EIS communication interface 23 matches TIC count 21, which is stored in memory with the sortable data 45 as shown in data structure 42 of FIG. 4 b, with TIC count 25, which is stored in memory with mail piece identifier 27 as shown in data structure 40 of FIG. 4 a, by comparing the values of the TIC counts. For example, the TIC counts 25 and 21 encircled by an oval in FIGS. 4 a and 4 b have corresponding values; thus, the mailpiece identifier 27 associated with the encircled TIC count 25 corresponds with the sortable data 45 associated with the encircled TIC count 21. In this manner, EIS communication interface 23 is able to correlate sortable data 45 with a corresponding mail piece identifier 27. Sortable data 45 and its related mail piece identifier 27 are then returned to mail sorter 1. Mail sorter 1 uses mail piece identifier 27 to determine a corresponding item of mail being processed, and may use sortable data 45 to determine how the item of mail should be sorted. For example, mail sorter 1 may use the sortable data 45 to sort the item of mail by zip code.

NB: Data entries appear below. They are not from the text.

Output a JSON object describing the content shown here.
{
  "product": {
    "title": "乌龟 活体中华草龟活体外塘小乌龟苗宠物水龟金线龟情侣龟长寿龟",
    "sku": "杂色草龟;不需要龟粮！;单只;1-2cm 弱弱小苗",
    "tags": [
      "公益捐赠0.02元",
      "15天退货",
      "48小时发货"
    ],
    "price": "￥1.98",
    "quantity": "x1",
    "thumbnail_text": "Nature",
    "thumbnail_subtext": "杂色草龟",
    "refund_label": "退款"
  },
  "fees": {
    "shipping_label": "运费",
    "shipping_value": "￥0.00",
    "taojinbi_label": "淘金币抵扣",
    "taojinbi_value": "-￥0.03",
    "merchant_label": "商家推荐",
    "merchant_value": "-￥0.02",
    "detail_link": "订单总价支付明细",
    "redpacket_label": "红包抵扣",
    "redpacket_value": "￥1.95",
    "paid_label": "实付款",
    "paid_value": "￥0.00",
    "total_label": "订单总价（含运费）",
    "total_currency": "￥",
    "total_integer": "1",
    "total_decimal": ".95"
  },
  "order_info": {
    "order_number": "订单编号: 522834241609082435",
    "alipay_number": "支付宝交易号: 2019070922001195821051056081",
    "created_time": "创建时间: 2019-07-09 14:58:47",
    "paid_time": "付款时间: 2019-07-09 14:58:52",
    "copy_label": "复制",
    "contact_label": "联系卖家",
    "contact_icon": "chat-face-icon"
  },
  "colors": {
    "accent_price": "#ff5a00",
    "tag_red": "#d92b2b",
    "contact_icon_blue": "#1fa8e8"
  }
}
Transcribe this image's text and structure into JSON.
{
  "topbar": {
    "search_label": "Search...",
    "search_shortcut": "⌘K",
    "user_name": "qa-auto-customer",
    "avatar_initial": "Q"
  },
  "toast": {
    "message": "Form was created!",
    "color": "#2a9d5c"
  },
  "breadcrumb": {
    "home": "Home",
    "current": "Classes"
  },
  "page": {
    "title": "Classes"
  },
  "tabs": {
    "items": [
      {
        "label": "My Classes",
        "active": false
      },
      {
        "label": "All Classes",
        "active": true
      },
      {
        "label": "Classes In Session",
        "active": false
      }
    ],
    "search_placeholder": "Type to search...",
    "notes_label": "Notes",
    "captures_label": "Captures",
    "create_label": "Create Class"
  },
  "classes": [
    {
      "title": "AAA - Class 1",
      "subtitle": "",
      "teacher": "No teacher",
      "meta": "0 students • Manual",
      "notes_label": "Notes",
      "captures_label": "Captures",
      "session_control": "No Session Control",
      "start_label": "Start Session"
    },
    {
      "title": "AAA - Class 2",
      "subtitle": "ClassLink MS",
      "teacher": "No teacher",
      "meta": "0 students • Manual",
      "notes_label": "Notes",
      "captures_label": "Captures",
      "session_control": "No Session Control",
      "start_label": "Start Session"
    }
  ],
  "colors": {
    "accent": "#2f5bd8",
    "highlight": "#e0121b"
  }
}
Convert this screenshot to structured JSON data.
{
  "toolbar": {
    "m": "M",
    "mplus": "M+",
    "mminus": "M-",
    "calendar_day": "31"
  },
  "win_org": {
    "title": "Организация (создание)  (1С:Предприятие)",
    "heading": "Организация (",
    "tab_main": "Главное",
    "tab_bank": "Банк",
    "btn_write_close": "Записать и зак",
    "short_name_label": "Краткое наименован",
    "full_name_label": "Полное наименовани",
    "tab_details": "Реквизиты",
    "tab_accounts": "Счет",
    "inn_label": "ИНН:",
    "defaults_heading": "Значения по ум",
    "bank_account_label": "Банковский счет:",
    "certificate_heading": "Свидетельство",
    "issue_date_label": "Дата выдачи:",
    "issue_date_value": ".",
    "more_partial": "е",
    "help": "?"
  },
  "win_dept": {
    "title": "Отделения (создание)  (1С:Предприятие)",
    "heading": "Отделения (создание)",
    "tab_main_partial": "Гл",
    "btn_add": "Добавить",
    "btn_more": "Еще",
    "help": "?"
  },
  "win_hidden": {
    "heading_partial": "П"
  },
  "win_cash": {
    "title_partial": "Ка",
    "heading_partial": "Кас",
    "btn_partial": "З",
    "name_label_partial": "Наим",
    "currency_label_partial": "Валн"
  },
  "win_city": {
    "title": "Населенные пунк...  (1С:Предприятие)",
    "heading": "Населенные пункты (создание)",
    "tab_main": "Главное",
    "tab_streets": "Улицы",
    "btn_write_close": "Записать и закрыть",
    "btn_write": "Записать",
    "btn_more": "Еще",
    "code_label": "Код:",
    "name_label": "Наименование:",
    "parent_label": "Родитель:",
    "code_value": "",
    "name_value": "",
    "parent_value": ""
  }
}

It should be appreciated that data structures 40 and 42 are one example of how TIC count 21, TIC count 25, mailpiece identifier 27, data 45, and/or image 19 may be stored in memory, however many implementations are possible. For example, a single data structure with all of the data in data structures 40 and 42 may alternatively be used. In addition, other formats for storing data, other than a data structure, may alternatively be used.
It should be appreciated that the system shown in FIG. 1 represents one exemplary implementation of a system for performing the various functions described herein, however other configurations are possible. The components of the system are shown for illustrative purposes, and need not be limited to the specific components shown. For example, while mail sorter 1 is the UFSM 1000 in the embodiment of FIG. 1, other mail sorters may be used. Camera 3 also may be implemented using any suitable line scan camera or other device or apparatus capable of imaging address and barcode information on mail. FICS look-up server 9 may or may not be included in the overall system, depending on whether it is desired that the system be capable of processing FICS barcodes. In addition, barcode processing server 7 may be implemented as one or more computing systems and is not limited to the particular configuration shown. Further, although the system has been described in the context of processing barcodes, the invention is not so limited. The principles described herein for correlating data with an item of mail may also be applied to other information relating to items of mail (e.g., recipient information or postage information).
Having thus described several aspects of at least one embodiment of this invention, it is to be appreciated various alterations, modifications, and improvements will readily occur to those skilled in the art. Such alterations, modifications, and improvements are intended to be part of this disclosure, and are intended to be within the spirit and scope of the invention. Accordingly, the foregoing description and drawings are by way of example only.